■ **HOW TO COMPLETE THIS TASK**
Check every line of the data below for "count". Copy each one that has it.
(EXERCISE DATA Opens)
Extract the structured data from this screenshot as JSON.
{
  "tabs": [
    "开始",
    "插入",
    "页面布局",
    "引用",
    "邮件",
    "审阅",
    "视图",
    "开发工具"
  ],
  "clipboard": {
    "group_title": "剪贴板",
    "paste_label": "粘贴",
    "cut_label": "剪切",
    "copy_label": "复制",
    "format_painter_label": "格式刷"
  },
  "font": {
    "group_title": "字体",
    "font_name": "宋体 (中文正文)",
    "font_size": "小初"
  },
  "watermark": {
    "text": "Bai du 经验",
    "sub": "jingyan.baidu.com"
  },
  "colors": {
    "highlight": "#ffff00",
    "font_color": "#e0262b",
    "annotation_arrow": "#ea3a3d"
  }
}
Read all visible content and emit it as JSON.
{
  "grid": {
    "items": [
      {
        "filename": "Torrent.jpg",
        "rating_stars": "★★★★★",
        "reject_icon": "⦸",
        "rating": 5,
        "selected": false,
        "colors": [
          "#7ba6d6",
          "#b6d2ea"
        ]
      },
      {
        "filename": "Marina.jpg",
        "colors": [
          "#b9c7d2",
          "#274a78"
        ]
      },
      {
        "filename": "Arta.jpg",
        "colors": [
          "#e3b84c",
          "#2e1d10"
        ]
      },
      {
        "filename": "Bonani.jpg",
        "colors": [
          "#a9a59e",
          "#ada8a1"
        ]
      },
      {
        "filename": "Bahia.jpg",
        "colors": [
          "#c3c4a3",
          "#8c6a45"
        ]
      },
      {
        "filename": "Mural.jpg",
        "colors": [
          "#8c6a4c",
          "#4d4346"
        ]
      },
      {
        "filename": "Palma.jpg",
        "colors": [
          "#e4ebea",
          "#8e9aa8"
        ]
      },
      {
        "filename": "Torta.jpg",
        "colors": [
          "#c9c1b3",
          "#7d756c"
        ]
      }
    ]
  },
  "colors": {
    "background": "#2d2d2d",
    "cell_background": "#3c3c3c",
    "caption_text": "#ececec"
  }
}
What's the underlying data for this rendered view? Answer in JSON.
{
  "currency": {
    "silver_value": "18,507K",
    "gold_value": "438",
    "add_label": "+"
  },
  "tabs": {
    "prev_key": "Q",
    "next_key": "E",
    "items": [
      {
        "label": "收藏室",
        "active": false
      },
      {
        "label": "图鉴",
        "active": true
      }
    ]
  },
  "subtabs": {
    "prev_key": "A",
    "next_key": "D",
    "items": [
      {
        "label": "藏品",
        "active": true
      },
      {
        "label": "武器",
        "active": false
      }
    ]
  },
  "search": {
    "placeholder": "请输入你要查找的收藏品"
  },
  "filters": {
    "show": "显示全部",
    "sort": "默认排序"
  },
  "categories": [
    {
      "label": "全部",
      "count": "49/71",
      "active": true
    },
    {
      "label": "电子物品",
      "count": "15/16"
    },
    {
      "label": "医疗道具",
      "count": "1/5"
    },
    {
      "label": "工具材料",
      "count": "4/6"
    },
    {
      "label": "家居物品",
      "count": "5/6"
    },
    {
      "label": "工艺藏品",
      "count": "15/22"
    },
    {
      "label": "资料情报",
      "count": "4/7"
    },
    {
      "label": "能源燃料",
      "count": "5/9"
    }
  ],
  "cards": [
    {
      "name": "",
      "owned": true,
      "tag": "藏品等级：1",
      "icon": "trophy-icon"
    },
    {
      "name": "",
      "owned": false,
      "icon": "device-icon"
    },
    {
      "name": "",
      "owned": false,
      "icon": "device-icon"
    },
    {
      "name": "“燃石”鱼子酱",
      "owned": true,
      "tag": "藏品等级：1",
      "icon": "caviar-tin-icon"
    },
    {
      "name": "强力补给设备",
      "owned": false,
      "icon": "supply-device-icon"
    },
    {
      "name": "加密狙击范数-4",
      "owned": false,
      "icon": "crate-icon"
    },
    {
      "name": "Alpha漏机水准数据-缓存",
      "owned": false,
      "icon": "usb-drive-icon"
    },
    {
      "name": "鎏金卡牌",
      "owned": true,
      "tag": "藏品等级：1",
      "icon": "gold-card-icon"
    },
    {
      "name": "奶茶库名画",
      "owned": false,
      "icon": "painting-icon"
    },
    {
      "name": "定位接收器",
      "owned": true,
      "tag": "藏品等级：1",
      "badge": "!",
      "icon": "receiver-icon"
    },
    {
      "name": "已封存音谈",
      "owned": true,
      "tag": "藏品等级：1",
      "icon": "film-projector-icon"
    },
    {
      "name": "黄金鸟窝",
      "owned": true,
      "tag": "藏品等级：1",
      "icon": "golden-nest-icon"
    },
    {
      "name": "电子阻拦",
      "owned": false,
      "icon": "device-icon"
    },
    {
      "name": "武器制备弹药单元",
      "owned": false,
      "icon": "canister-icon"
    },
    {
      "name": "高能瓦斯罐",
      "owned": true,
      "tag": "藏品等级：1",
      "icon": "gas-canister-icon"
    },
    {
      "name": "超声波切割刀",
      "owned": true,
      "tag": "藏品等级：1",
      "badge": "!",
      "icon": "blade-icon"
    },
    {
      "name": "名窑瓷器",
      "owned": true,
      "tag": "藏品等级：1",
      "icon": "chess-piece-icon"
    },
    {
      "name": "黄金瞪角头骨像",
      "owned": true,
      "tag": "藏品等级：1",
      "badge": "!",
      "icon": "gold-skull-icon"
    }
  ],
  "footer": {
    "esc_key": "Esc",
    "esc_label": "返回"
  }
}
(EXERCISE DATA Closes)
■ **EXERCISE RESULT**
      "count": "49/71",
      "count": "15/16"
      "count": "1/5"
      "count": "4/6"
      "count": "5/6"
      "count": "15/22"
      "count": "4/7"
      "count": "5/9"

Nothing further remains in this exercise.